Our own travel guru Amy Ochoa just returned from an epic dive trip to Belize. Here she chronicles her trip in a three-week blog installment. Check out the biggest surprise from her first night spent in Belize.
After 4 months of planning and 6 weeks of scuba certification my boyfriend, Dan, and I finally arrived at Belize International Airport. Once we made it through immigration we headed across a small parking lot to pick up our car at Crystal Car Rental. Crystal was the only car company we could find that allowed us to take our vehicle over the Guatemala border where we hoped to visit the largest Mayan Ruin in the world, Tekal.
We picked up our 2-wheel drive ford truck and headed to San Ignacio where we would be spending the next 3 nights. San Ignacio is located about 2 hours from Belize City and about 20 minutes from the Guatemala border. There are only a few highways in Belize and locating the Western Highway was easy. We stopped at a grocery store on our way out of the city. I had to laugh when Dad attempted to talk to the cashier in Spanish and found out that the young woman did not speak Spanish, only English. We realized that every sign was in English. Later we found that Belize citizens speak many languages, but English is their first language and they are part of the British Commonwealth. The Queen of England was even on the Belizean dollar.
As we headed on the Western highway towards San Ignacio we did not see many cars along the way. However, we did almost crush a turtle that was slowly making its way across the road. We also passed the Belize Zoo, which famously houses many rare jungle animals found in Belize. We chose to pass up the small Zoo so that we could make it to San Ignacio before it was dark.
Along the way we passed through many small villages with only a speed bump to slow us down. Soon we arrived in Santa Elena the town bordering San Ignacio and separated by a small river running through the two towns. Our hotel, Maya Mountain Lodge was located on the jungle side of Santa Elena about a block from the main road that ran through the small town.

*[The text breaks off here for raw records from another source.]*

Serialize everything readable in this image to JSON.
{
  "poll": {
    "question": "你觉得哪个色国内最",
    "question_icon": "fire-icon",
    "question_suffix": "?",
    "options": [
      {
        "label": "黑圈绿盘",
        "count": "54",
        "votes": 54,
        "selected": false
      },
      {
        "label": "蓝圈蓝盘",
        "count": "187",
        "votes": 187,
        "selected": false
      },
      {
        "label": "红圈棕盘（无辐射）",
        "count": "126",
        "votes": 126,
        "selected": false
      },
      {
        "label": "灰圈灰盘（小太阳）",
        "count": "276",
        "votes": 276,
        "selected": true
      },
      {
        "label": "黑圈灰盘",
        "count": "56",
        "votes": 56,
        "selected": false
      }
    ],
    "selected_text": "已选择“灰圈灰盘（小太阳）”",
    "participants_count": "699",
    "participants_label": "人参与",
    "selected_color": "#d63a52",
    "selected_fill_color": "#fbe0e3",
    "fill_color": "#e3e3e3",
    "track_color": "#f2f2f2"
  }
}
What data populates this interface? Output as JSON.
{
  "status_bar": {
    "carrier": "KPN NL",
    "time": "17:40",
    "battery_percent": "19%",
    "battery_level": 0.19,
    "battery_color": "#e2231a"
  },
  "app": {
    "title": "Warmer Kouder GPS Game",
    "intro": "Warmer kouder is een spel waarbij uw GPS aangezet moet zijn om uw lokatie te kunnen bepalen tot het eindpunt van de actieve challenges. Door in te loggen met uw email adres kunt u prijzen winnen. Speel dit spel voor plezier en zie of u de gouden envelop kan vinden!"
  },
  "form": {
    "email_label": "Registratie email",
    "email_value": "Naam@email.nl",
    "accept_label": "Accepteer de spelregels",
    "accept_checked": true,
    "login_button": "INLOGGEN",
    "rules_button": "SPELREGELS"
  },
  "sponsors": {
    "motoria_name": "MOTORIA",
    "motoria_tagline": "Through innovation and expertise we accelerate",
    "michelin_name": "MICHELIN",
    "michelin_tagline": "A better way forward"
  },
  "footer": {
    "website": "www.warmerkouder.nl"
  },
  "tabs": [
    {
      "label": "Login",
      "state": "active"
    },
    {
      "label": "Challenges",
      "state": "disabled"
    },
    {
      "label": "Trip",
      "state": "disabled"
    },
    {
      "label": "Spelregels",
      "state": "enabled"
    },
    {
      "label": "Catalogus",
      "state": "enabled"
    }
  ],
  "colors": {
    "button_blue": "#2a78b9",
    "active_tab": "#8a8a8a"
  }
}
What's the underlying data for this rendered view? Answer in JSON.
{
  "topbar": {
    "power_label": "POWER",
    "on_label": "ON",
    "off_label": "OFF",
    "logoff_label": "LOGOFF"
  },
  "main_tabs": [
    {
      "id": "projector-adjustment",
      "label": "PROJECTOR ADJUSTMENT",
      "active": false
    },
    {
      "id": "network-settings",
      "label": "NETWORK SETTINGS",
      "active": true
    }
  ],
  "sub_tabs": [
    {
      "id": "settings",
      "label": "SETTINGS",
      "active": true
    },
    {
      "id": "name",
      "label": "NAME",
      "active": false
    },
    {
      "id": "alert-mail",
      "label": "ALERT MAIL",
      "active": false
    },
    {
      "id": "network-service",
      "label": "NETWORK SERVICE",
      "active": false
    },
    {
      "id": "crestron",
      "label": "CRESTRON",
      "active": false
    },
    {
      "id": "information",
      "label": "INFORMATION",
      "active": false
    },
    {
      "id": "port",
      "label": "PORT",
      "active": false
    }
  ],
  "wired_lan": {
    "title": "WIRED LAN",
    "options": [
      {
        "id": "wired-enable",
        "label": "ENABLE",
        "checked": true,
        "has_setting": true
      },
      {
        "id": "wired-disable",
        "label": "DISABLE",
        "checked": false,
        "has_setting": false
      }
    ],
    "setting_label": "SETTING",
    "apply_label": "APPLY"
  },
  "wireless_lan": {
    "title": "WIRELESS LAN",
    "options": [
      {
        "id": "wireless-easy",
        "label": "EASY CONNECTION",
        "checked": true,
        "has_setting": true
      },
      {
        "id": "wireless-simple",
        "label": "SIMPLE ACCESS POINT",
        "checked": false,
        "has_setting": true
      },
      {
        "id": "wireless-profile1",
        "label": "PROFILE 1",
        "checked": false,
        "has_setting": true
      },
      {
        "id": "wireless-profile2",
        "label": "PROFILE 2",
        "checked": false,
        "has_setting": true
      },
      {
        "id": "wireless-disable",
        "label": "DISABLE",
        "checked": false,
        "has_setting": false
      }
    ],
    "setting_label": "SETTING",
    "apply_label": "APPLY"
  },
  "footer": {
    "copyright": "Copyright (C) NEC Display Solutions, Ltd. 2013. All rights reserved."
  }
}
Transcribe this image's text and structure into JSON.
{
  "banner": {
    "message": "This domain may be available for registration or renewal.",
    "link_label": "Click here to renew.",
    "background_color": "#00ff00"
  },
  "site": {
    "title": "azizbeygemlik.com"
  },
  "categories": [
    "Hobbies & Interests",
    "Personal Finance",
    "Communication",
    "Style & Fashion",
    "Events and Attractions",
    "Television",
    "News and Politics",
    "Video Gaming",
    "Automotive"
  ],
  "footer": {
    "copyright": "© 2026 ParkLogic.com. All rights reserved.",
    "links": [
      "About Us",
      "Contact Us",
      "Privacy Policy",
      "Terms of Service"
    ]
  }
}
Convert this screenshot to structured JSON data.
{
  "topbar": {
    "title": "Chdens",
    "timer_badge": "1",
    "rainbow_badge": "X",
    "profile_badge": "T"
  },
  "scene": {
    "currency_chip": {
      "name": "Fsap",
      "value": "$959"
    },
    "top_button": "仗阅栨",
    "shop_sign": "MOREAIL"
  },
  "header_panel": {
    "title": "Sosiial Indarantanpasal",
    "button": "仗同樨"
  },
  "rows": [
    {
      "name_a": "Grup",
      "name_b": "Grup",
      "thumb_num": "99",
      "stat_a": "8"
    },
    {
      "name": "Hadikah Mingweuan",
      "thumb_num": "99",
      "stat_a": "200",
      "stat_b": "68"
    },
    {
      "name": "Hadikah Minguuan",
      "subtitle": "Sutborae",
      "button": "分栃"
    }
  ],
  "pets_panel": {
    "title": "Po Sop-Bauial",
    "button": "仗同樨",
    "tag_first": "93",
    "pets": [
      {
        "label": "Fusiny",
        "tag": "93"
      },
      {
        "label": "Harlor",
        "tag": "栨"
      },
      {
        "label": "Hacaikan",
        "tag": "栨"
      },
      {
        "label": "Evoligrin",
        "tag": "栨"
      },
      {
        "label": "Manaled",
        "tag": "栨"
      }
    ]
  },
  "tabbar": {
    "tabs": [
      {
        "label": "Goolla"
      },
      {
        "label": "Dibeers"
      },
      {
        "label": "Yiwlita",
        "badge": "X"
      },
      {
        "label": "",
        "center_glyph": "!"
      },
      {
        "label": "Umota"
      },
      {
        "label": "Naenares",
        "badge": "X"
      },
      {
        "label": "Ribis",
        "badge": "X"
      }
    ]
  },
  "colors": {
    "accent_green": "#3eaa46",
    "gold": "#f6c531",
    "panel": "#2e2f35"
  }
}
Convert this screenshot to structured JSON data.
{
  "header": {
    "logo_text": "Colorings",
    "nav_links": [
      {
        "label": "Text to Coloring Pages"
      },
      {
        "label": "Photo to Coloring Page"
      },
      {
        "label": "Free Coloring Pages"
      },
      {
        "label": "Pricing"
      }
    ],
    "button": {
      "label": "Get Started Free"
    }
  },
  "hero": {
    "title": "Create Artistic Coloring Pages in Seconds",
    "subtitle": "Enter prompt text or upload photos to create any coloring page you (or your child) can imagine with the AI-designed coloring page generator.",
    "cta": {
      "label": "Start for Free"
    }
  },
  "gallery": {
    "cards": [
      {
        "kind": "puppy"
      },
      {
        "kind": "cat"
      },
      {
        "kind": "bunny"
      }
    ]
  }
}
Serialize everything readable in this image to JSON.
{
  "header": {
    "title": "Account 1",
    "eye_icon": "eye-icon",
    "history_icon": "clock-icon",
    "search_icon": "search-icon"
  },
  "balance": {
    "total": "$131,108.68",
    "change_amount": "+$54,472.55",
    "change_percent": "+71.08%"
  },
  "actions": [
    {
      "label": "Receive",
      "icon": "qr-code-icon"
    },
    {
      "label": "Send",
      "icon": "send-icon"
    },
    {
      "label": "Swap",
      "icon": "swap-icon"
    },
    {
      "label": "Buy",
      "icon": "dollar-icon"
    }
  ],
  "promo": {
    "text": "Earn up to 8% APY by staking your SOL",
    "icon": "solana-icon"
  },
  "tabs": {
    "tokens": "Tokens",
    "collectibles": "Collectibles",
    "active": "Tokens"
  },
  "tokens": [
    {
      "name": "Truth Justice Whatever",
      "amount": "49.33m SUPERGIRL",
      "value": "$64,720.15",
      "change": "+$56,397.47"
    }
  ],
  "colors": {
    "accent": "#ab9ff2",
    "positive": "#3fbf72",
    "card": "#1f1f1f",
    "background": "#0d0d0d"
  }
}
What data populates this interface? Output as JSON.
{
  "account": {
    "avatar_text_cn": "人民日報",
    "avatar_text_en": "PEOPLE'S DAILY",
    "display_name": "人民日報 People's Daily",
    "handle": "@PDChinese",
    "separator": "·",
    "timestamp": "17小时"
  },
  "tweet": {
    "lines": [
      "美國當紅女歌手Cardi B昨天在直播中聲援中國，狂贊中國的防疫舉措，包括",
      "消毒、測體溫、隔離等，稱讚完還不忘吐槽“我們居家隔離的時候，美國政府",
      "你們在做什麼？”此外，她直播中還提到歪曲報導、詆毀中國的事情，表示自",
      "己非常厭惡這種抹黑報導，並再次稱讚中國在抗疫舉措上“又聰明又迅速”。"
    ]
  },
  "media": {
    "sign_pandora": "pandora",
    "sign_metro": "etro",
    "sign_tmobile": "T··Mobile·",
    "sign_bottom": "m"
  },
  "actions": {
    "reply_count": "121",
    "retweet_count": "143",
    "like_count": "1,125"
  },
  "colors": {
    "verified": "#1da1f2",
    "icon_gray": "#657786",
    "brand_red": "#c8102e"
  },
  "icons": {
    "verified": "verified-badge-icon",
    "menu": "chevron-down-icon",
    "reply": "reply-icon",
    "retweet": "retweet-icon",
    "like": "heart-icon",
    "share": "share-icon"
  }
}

We arrived at our lodge just as guests were eating dinner, which is provided by the lodge for a fee of about $30 USD per person. We were escorted to our cottage by a young man also named Dan who became a great tour guide during our stay. The lodge consisted of 8 small studio style cottages and a lodge containing 10 rooms. The accommodations were moderate, but exactly what Dan and I were looking for.
After unloading our bags we grabbed the truck and headed into town for dinner. We quickly realized that Santa Elaina and San Ignacio were much smaller than we had thought with a much quieter nightlife than we expected. We stopped at the largest restaurant we could find called Hode’s Place. We ate fish and chips and drank a few “Panty Rippers”, which would soon become our favorite drink in Belize. The food was good and eating outdoors on the patio was the perfect way to end our first night in Central America!
– Amy Ochoa, Marketing Team